### EXERCISE GOAL
Your output must consist of the records printed verbatim, with the pictures excluded.

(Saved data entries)

┄┄┄┄┄┄┄┄┄┄

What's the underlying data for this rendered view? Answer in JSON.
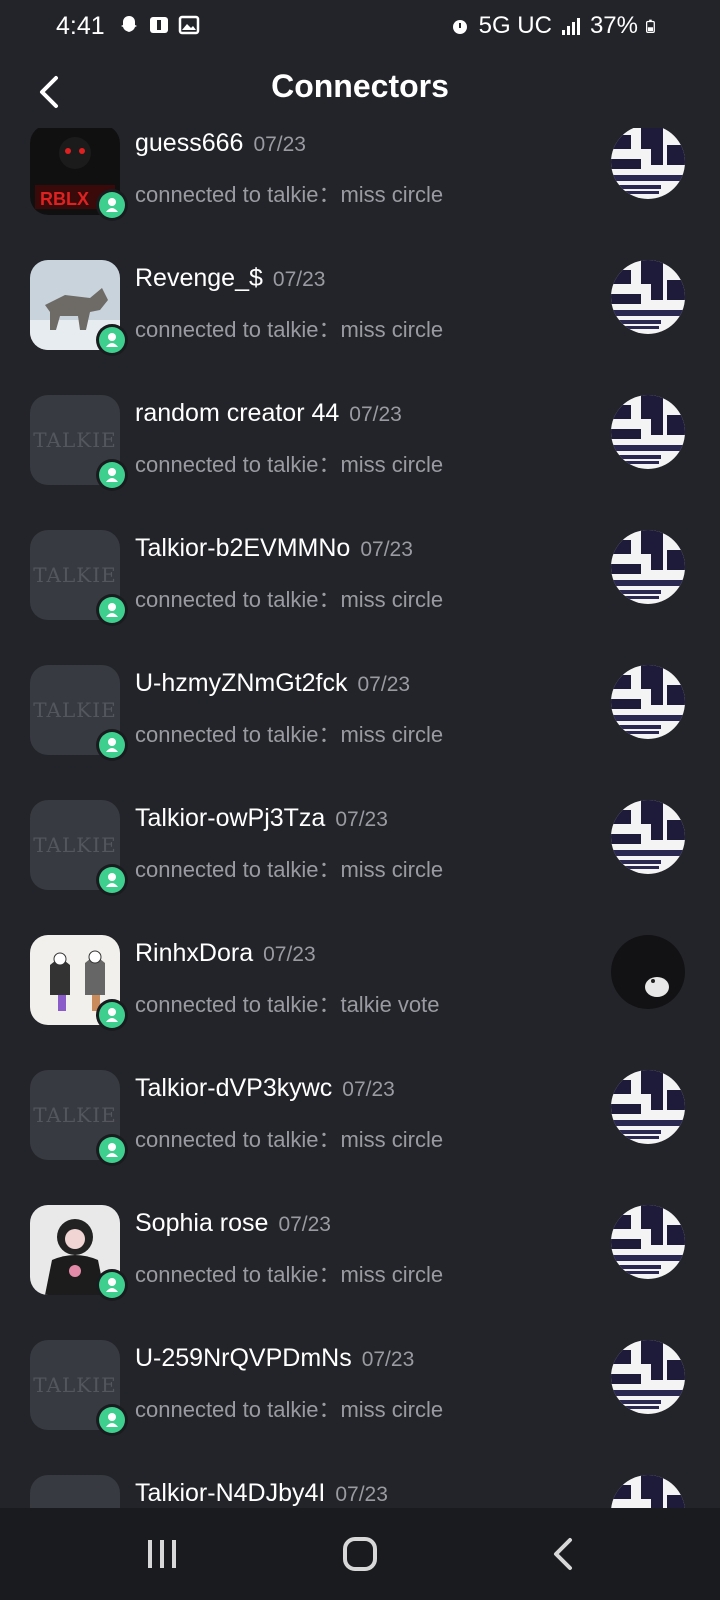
{
  "status": {
    "time": "4:41",
    "network": "5G UC",
    "battery": "37%",
    "left_icons": [
      "snapchat-icon",
      "notification-app-icon",
      "image-icon"
    ],
    "right_icons": [
      "alarm-icon",
      "signal-icon",
      "battery-icon"
    ]
  },
  "header": {
    "title": "Connectors",
    "back_icon": "chevron-left-icon"
  },
  "logo_text": "TALKIE",
  "rows": [
    {
      "name": "guess666",
      "date": "07/23",
      "sub": "connected to talkie：miss circle",
      "avatar": "photo-dark",
      "thumb": "checker"
    },
    {
      "name": "Revenge_$",
      "date": "07/23",
      "sub": "connected to talkie：miss circle",
      "avatar": "photo-wolf",
      "thumb": "checker"
    },
    {
      "name": "random creator 44",
      "date": "07/23",
      "sub": "connected to talkie：miss circle",
      "avatar": "logo",
      "thumb": "checker"
    },
    {
      "name": "Talkior-b2EVMMNo",
      "date": "07/23",
      "sub": "connected to talkie：miss circle",
      "avatar": "logo",
      "thumb": "checker"
    },
    {
      "name": "U-hzmyZNmGt2fck",
      "date": "07/23",
      "sub": "connected to talkie：miss circle",
      "avatar": "logo",
      "thumb": "checker"
    },
    {
      "name": "Talkior-owPj3Tza",
      "date": "07/23",
      "sub": "connected to talkie：miss circle",
      "avatar": "logo",
      "thumb": "checker"
    },
    {
      "name": "RinhxDora",
      "date": "07/23",
      "sub": "connected to talkie：talkie vote",
      "avatar": "photo-sketch",
      "thumb": "dark"
    },
    {
      "name": "Talkior-dVP3kywc",
      "date": "07/23",
      "sub": "connected to talkie：miss circle",
      "avatar": "logo",
      "thumb": "checker"
    },
    {
      "name": "Sophia  rose",
      "date": "07/23",
      "sub": "connected to talkie：miss circle",
      "avatar": "photo-hoodie",
      "thumb": "checker"
    },
    {
      "name": "U-259NrQVPDmNs",
      "date": "07/23",
      "sub": "connected to talkie：miss circle",
      "avatar": "logo",
      "thumb": "checker"
    },
    {
      "name": "Talkior-N4DJby4I",
      "date": "07/23",
      "sub": "",
      "avatar": "logo",
      "thumb": "checker"
    }
  ],
  "nav": [
    "recents-icon",
    "home-icon",
    "back-icon"
  ],
  "colors": {
    "background": "#232429",
    "badge": "#3ecf8e",
    "secondary_text": "#9a9ba2"
  }
}
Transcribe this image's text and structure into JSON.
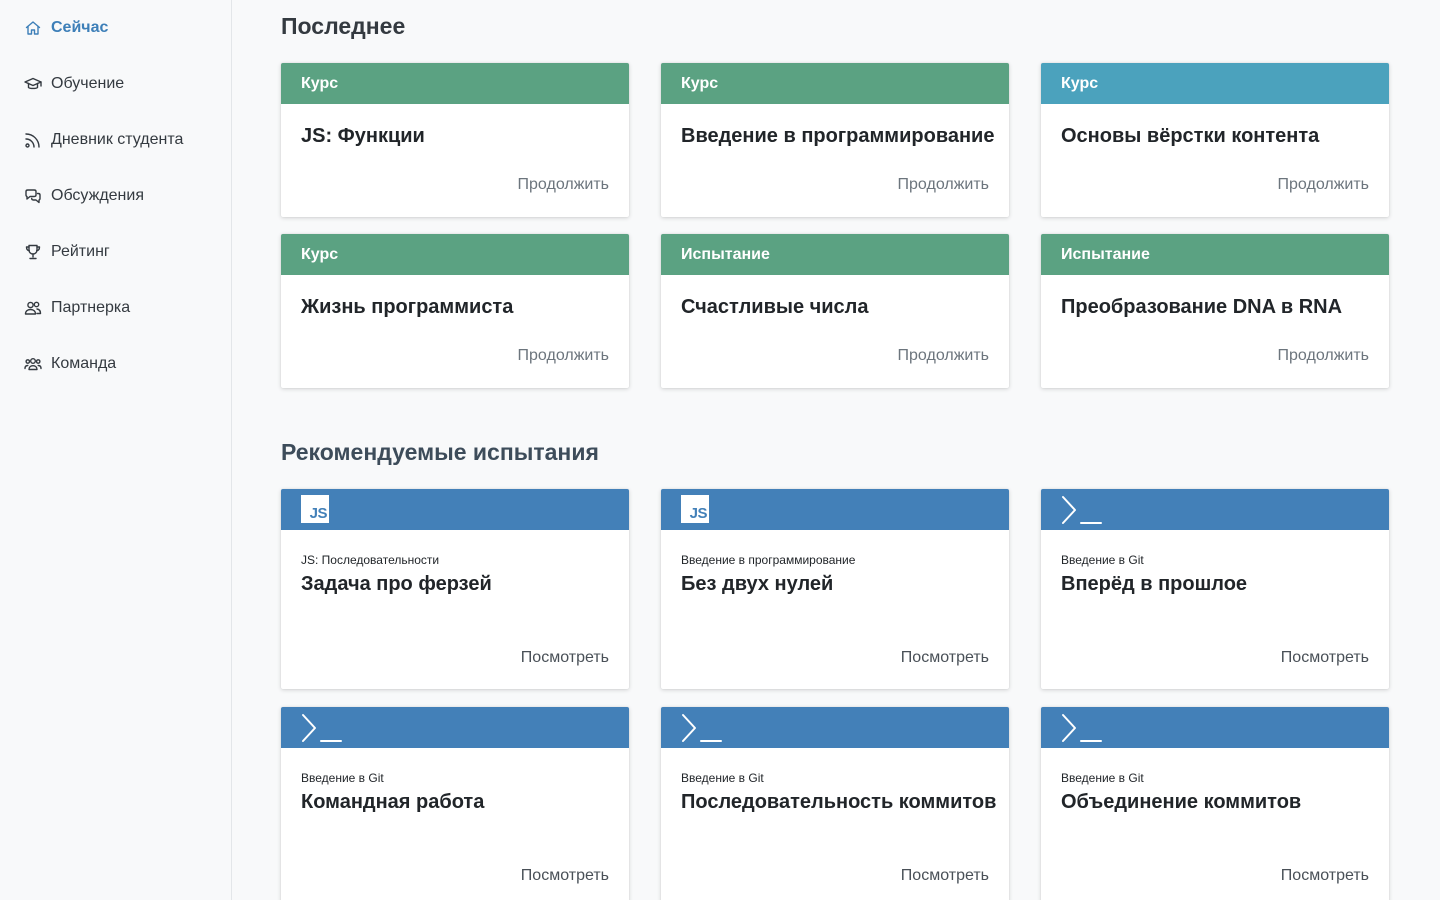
{
  "sidebar": {
    "items": [
      {
        "label": "Сейчас",
        "icon": "home-icon",
        "active": true
      },
      {
        "label": "Обучение",
        "icon": "graduation-cap-icon"
      },
      {
        "label": "Дневник студента",
        "icon": "feed-icon"
      },
      {
        "label": "Обсуждения",
        "icon": "chat-bubbles-icon"
      },
      {
        "label": "Рейтинг",
        "icon": "trophy-icon"
      },
      {
        "label": "Партнерка",
        "icon": "users-icon"
      },
      {
        "label": "Команда",
        "icon": "team-icon"
      }
    ]
  },
  "recent": {
    "title": "Последнее",
    "cards": [
      {
        "type": "Курс",
        "title": "JS: Функции",
        "action": "Продолжить",
        "color": "#5ba282"
      },
      {
        "type": "Курс",
        "title": "Введение в программирование",
        "action": "Продолжить",
        "color": "#5ba282"
      },
      {
        "type": "Курс",
        "title": "Основы вёрстки контента",
        "action": "Продолжить",
        "color": "#4ba2bd"
      },
      {
        "type": "Курс",
        "title": "Жизнь программиста",
        "action": "Продолжить",
        "color": "#5ba282"
      },
      {
        "type": "Испытание",
        "title": "Счастливые числа",
        "action": "Продолжить",
        "color": "#5ba282"
      },
      {
        "type": "Испытание",
        "title": "Преобразование DNA в RNA",
        "action": "Продолжить",
        "color": "#5ba282"
      }
    ]
  },
  "recommended": {
    "title": "Рекомендуемые испытания",
    "header_color": "#4380b8",
    "cards": [
      {
        "icon": "js-icon",
        "icon_text": "JS",
        "course": "JS: Последовательности",
        "title": "Задача про ферзей",
        "action": "Посмотреть"
      },
      {
        "icon": "js-icon",
        "icon_text": "JS",
        "course": "Введение в программирование",
        "title": "Без двух нулей",
        "action": "Посмотреть"
      },
      {
        "icon": "terminal-icon",
        "course": "Введение в Git",
        "title": "Вперёд в прошлое",
        "action": "Посмотреть"
      },
      {
        "icon": "terminal-icon",
        "course": "Введение в Git",
        "title": "Командная работа",
        "action": "Посмотреть"
      },
      {
        "icon": "terminal-icon",
        "course": "Введение в Git",
        "title": "Последовательность коммитов",
        "action": "Посмотреть"
      },
      {
        "icon": "terminal-icon",
        "course": "Введение в Git",
        "title": "Объединение коммитов",
        "action": "Посмотреть"
      }
    ]
  }
}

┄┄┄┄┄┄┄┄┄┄

### COMPLETED TASK
What's the underlying data for this rendered view? Answer in JSON.
{
  "status": {
    "time": "4:41",
    "network": "5G UC",
    "battery": "37%",
    "left_icons": [
      "snapchat-icon",
      "notification-app-icon",
      "image-icon"
    ],
    "right_icons": [
      "alarm-icon",
      "signal-icon",
      "battery-icon"
    ]
  },
  "header": {
    "title": "Connectors",
    "back_icon": "chevron-left-icon"
  },
  "logo_text": "TALKIE",
  "rows": [
    {
      "name": "guess666",
      "date": "07/23",
      "sub": "connected to talkie：miss circle",
      "avatar": "photo-dark",
      "thumb": "checker"
    },
    {
      "name": "Revenge_$",
      "date": "07/23",
      "sub": "connected to talkie：miss circle",
      "avatar": "photo-wolf",
      "thumb": "checker"
    },
    {
      "name": "random creator 44",
      "date": "07/23",
      "sub": "connected to talkie：miss circle",
      "avatar": "logo",
      "thumb": "checker"
    },
    {
      "name": "Talkior-b2EVMMNo",
      "date": "07/23",
      "sub": "connected to talkie：miss circle",
      "avatar": "logo",
      "thumb": "checker"
    },
    {
      "name": "U-hzmyZNmGt2fck",
      "date": "07/23",
      "sub": "connected to talkie：miss circle",
      "avatar": "logo",
      "thumb": "checker"
    },
    {
      "name": "Talkior-owPj3Tza",
      "date": "07/23",
      "sub": "connected to talkie：miss circle",
      "avatar": "logo",
      "thumb": "checker"
    },
    {
      "name": "RinhxDora",
      "date": "07/23",
      "sub": "connected to talkie：talkie vote",
      "avatar": "photo-sketch",
      "thumb": "dark"
    },
    {
      "name": "Talkior-dVP3kywc",
      "date": "07/23",
      "sub": "connected to talkie：miss circle",
      "avatar": "logo",
      "thumb": "checker"
    },
    {
      "name": "Sophia  rose",
      "date": "07/23",
      "sub": "connected to talkie：miss circle",
      "avatar": "photo-hoodie",
      "thumb": "checker"
    },
    {
      "name": "U-259NrQVPDmNs",
      "date": "07/23",
      "sub": "connected to talkie：miss circle",
      "avatar": "logo",
      "thumb": "checker"
    },
    {
      "name": "Talkior-N4DJby4I",
      "date": "07/23",
      "sub": "",
      "avatar": "logo",
      "thumb": "checker"
    }
  ],
  "nav": [
    "recents-icon",
    "home-icon",
    "back-icon"
  ],
  "colors": {
    "background": "#232429",
    "badge": "#3ecf8e",
    "secondary_text": "#9a9ba2"
  }
}
Transcribe this image's text and structure into JSON.
{
  "sidebar": {
    "items": [
      {
        "label": "Сейчас",
        "icon": "home-icon",
        "active": true
      },
      {
        "label": "Обучение",
        "icon": "graduation-cap-icon"
      },
      {
        "label": "Дневник студента",
        "icon": "feed-icon"
      },
      {
        "label": "Обсуждения",
        "icon": "chat-bubbles-icon"
      },
      {
        "label": "Рейтинг",
        "icon": "trophy-icon"
      },
      {
        "label": "Партнерка",
        "icon": "users-icon"
      },
      {
        "label": "Команда",
        "icon": "team-icon"
      }
    ]
  },
  "recent": {
    "title": "Последнее",
    "cards": [
      {
        "type": "Курс",
        "title": "JS: Функции",
        "action": "Продолжить",
        "color": "#5ba282"
      },
      {
        "type": "Курс",
        "title": "Введение в программирование",
        "action": "Продолжить",
        "color": "#5ba282"
      },
      {
        "type": "Курс",
        "title": "Основы вёрстки контента",
        "action": "Продолжить",
        "color": "#4ba2bd"
      },
      {
        "type": "Курс",
        "title": "Жизнь программиста",
        "action": "Продолжить",
        "color": "#5ba282"
      },
      {
        "type": "Испытание",
        "title": "Счастливые числа",
        "action": "Продолжить",
        "color": "#5ba282"
      },
      {
        "type": "Испытание",
        "title": "Преобразование DNA в RNA",
        "action": "Продолжить",
        "color": "#5ba282"
      }
    ]
  },
  "recommended": {
    "title": "Рекомендуемые испытания",
    "header_color": "#4380b8",
    "cards": [
      {
        "icon": "js-icon",
        "icon_text": "JS",
        "course": "JS: Последовательности",
        "title": "Задача про ферзей",
        "action": "Посмотреть"
      },
      {
        "icon": "js-icon",
        "icon_text": "JS",
        "course": "Введение в программирование",
        "title": "Без двух нулей",
        "action": "Посмотреть"
      },
      {
        "icon": "terminal-icon",
        "course": "Введение в Git",
        "title": "Вперёд в прошлое",
        "action": "Посмотреть"
      },
      {
        "icon": "terminal-icon",
        "course": "Введение в Git",
        "title": "Командная работа",
        "action": "Посмотреть"
      },
      {
        "icon": "terminal-icon",
        "course": "Введение в Git",
        "title": "Последовательность коммитов",
        "action": "Посмотреть"
      },
      {
        "icon": "terminal-icon",
        "course": "Введение в Git",
        "title": "Объединение коммитов",
        "action": "Посмотреть"
      }
    ]
  }
}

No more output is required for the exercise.